- _Required action_
Where the string "Сообщение" appears in a line of the material below, copy that line.

- _Source material_
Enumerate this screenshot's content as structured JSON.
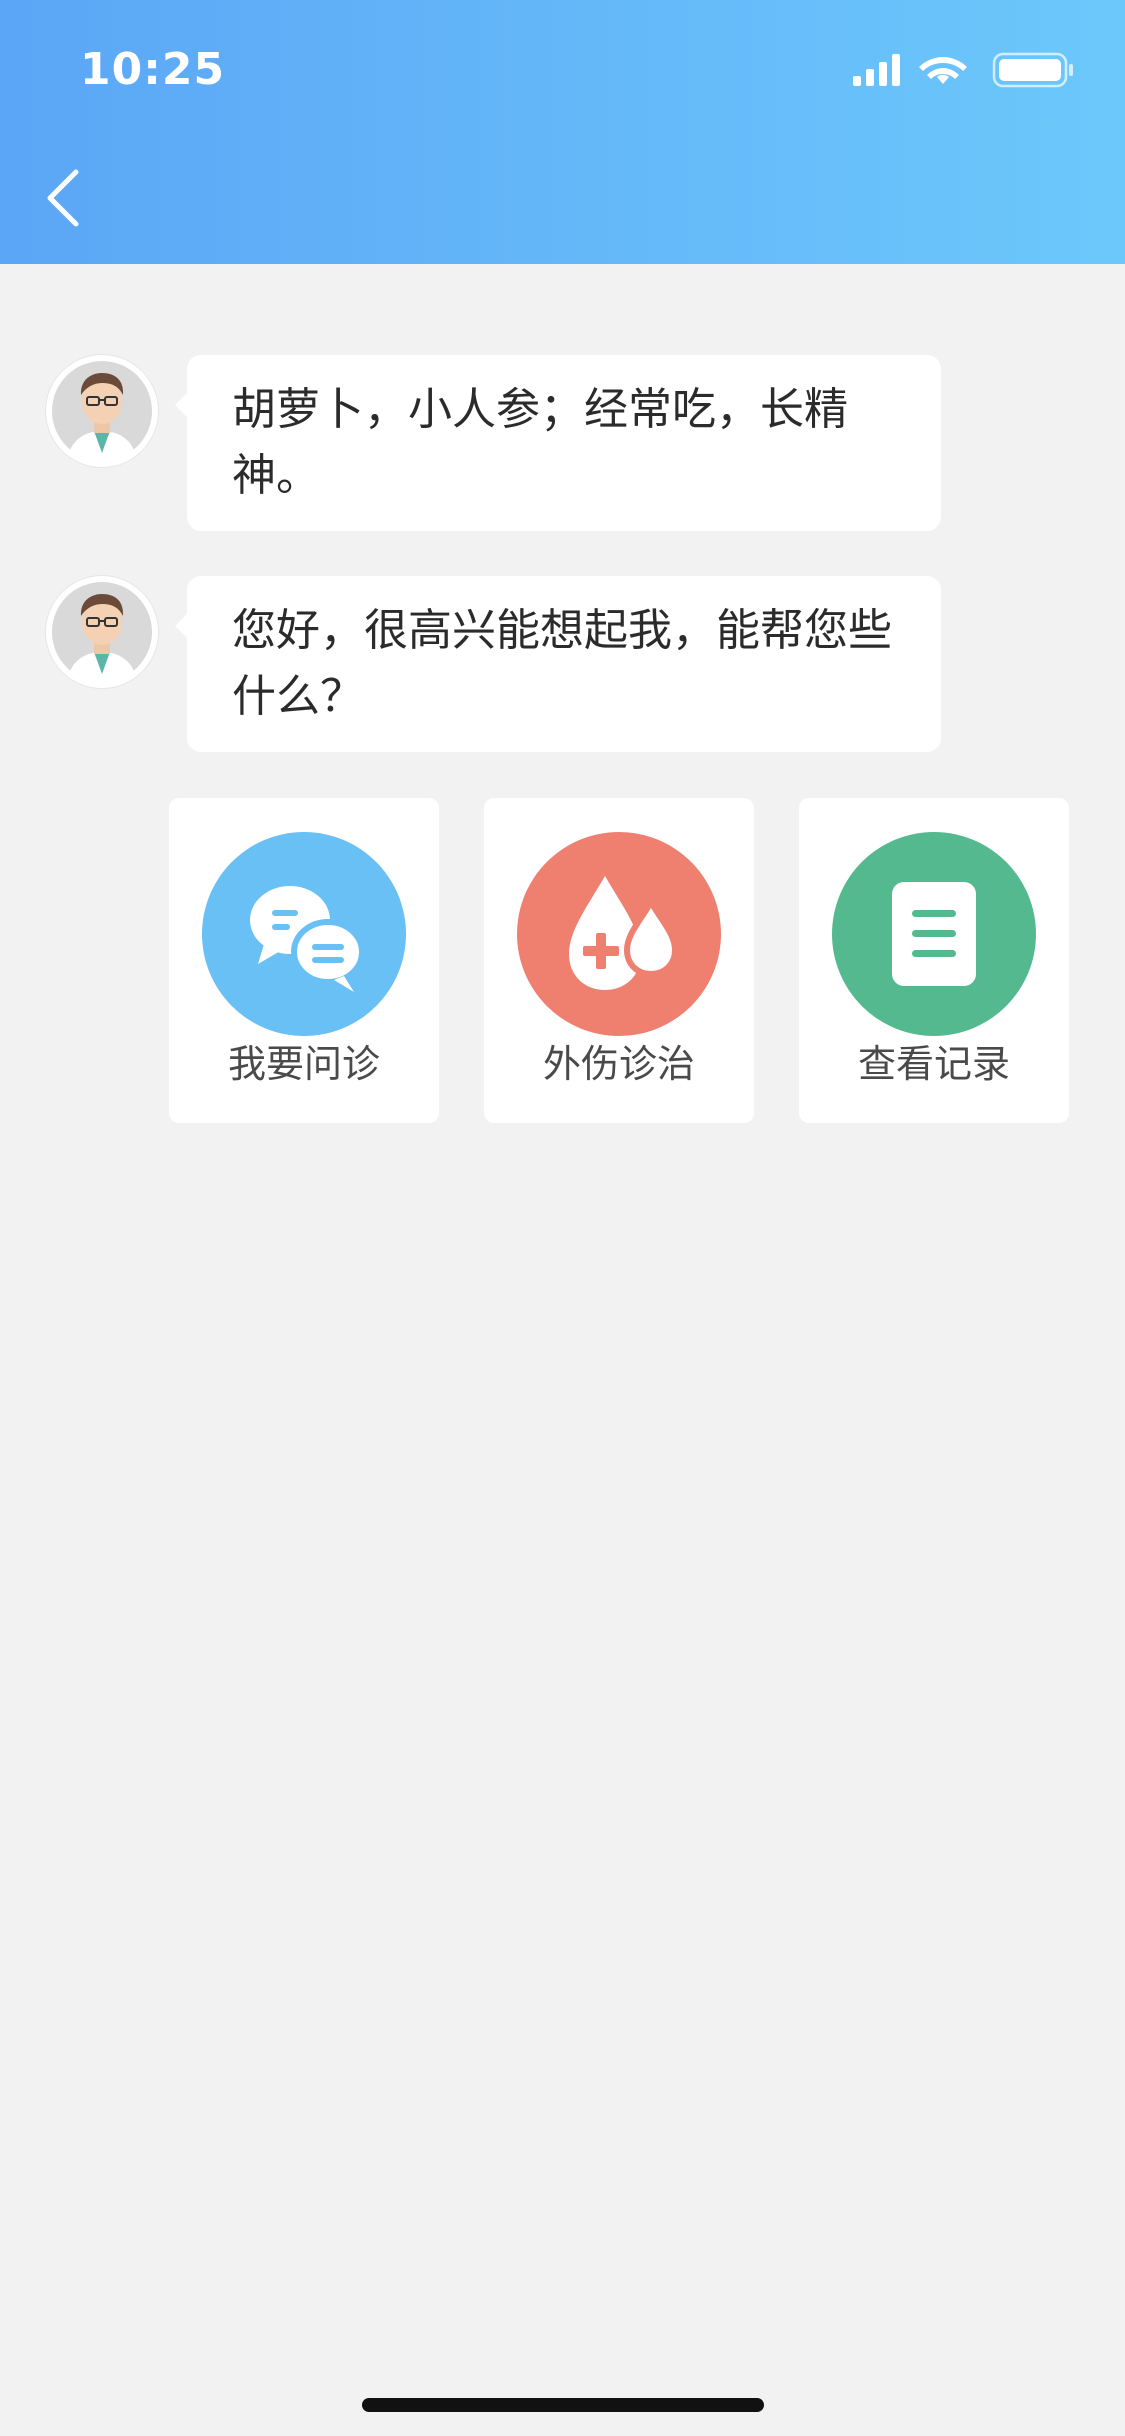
{
  "status_bar": {
    "time": "10:25"
  },
  "header": {
    "back_icon": "chevron-left-icon"
  },
  "messages": [
    {
      "text": "胡萝卜，小人参；经常吃，长精神。",
      "avatar": "doctor-avatar"
    },
    {
      "text": "您好，很高兴能想起我，能帮您些什么？",
      "avatar": "doctor-avatar"
    }
  ],
  "actions": [
    {
      "label": "我要问诊",
      "icon": "chat-bubbles-icon",
      "color": "#68c0f4"
    },
    {
      "label": "外伤诊治",
      "icon": "blood-drop-plus-icon",
      "color": "#ef8070"
    },
    {
      "label": "查看记录",
      "icon": "document-icon",
      "color": "#54b98e"
    }
  ]
}
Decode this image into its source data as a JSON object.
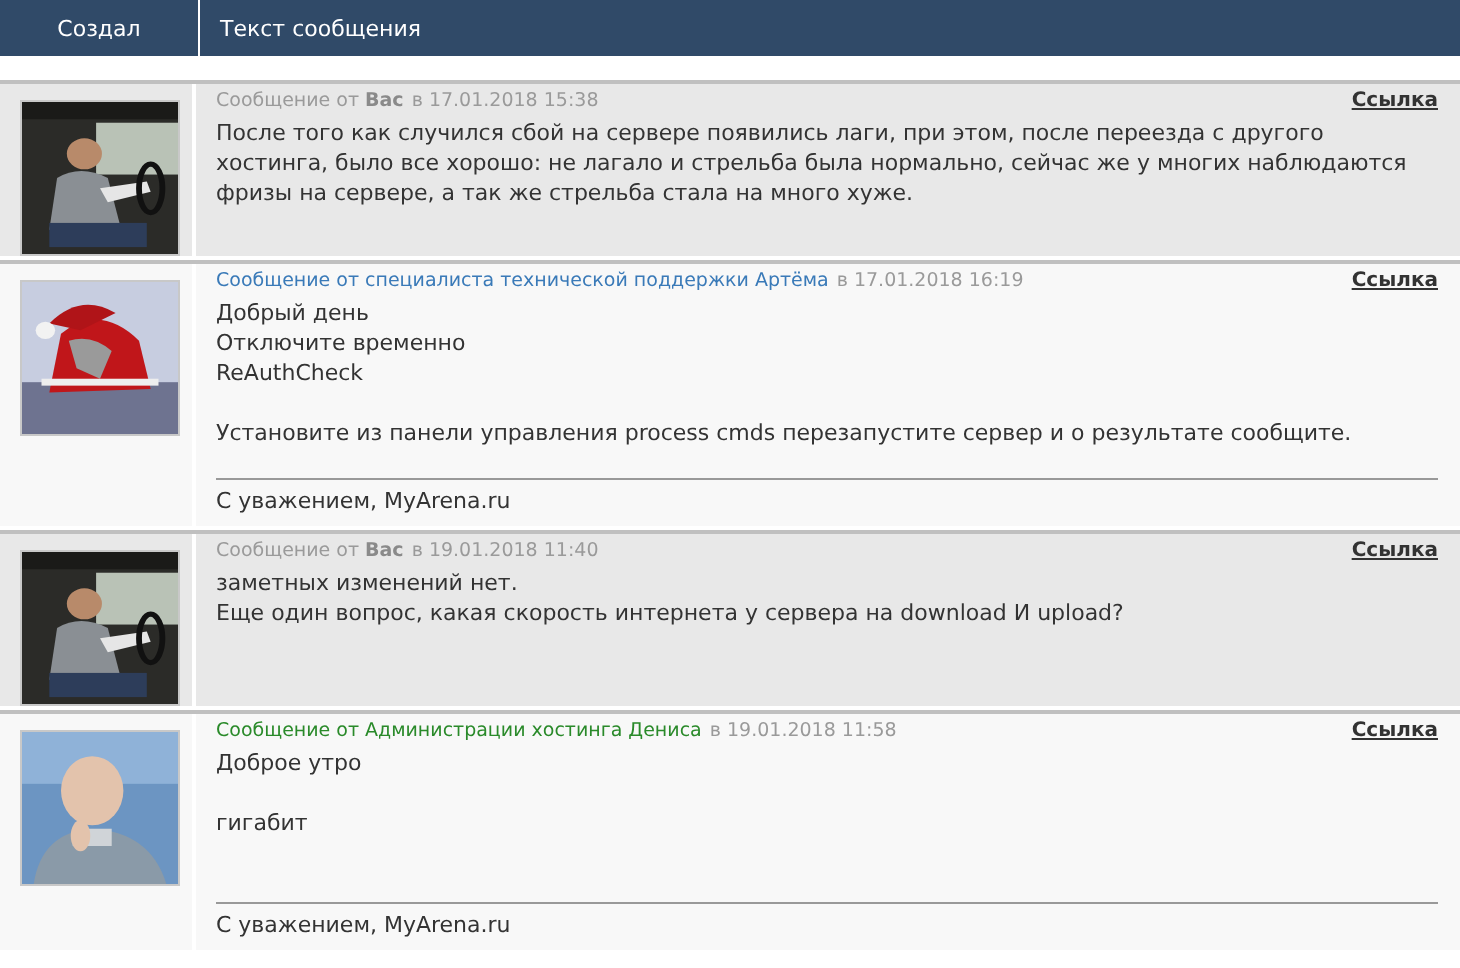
{
  "table": {
    "columns": [
      "Создал",
      "Текст сообщения"
    ]
  },
  "messages": [
    {
      "kind": "user",
      "from": "Сообщение от **Вас**",
      "date": "в 17.01.2018 15:38",
      "link": "Ссылка",
      "paragraphs": [
        [
          "После того как случился сбой на сервере появились лаги, при этом, после переезда с другого хостинга, было все хорошо: не лагало и стрельба была нормально, сейчас же у многих наблюдаются фризы на сервере, а так же стрельба стала на много хуже."
        ]
      ]
    },
    {
      "kind": "support",
      "from": "Сообщение от специалиста технической поддержки Артёма",
      "date": "в 17.01.2018 16:19",
      "link": "Ссылка",
      "paragraphs": [
        [
          "Добрый день",
          "Отключите временно",
          "ReAuthCheck"
        ],
        [
          "Установите из панели управления process cmds перезапустите сервер и о результате сообщите."
        ]
      ],
      "signature": "С уважением, MyArena.ru"
    },
    {
      "kind": "user",
      "from": "Сообщение от **Вас**",
      "date": "в 19.01.2018 11:40",
      "link": "Ссылка",
      "paragraphs": [
        [
          "заметных изменений нет.",
          "Еще один вопрос, какая скорость интернета у сервера на download И upload?"
        ]
      ]
    },
    {
      "kind": "admin",
      "from": "Сообщение от Администрации хостинга Дениса",
      "date": "в 19.01.2018 11:58",
      "link": "Ссылка",
      "paragraphs": [
        [
          "Доброе утро"
        ],
        [
          "гигабит"
        ]
      ],
      "signature": "С уважением, MyArena.ru"
    }
  ]
}
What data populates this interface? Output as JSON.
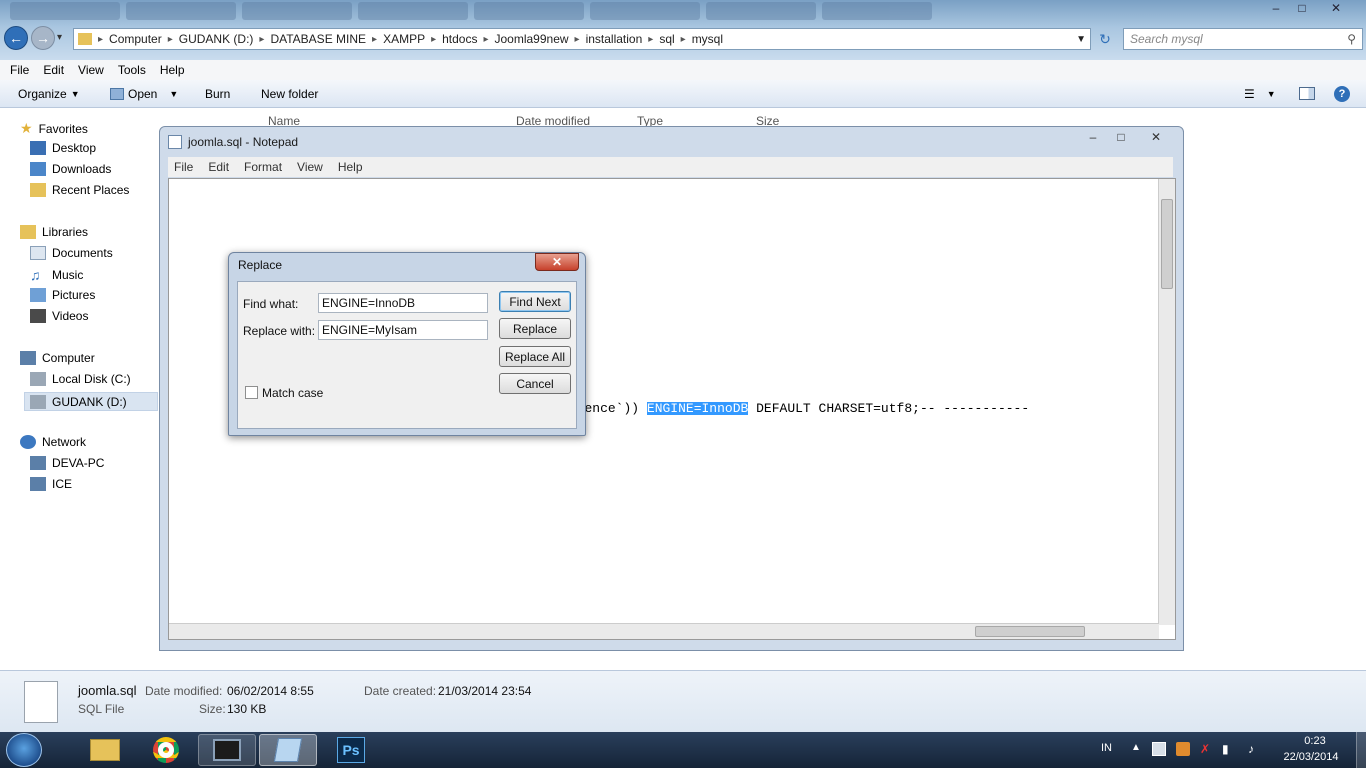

- _Task answer_
      "from": "Сообщение от **Вас**",
      "from": "Сообщение от специалиста технической поддержки Артёма",
      "from": "Сообщение от **Вас**",
      "from": "Сообщение от Администрации хостинга Дениса",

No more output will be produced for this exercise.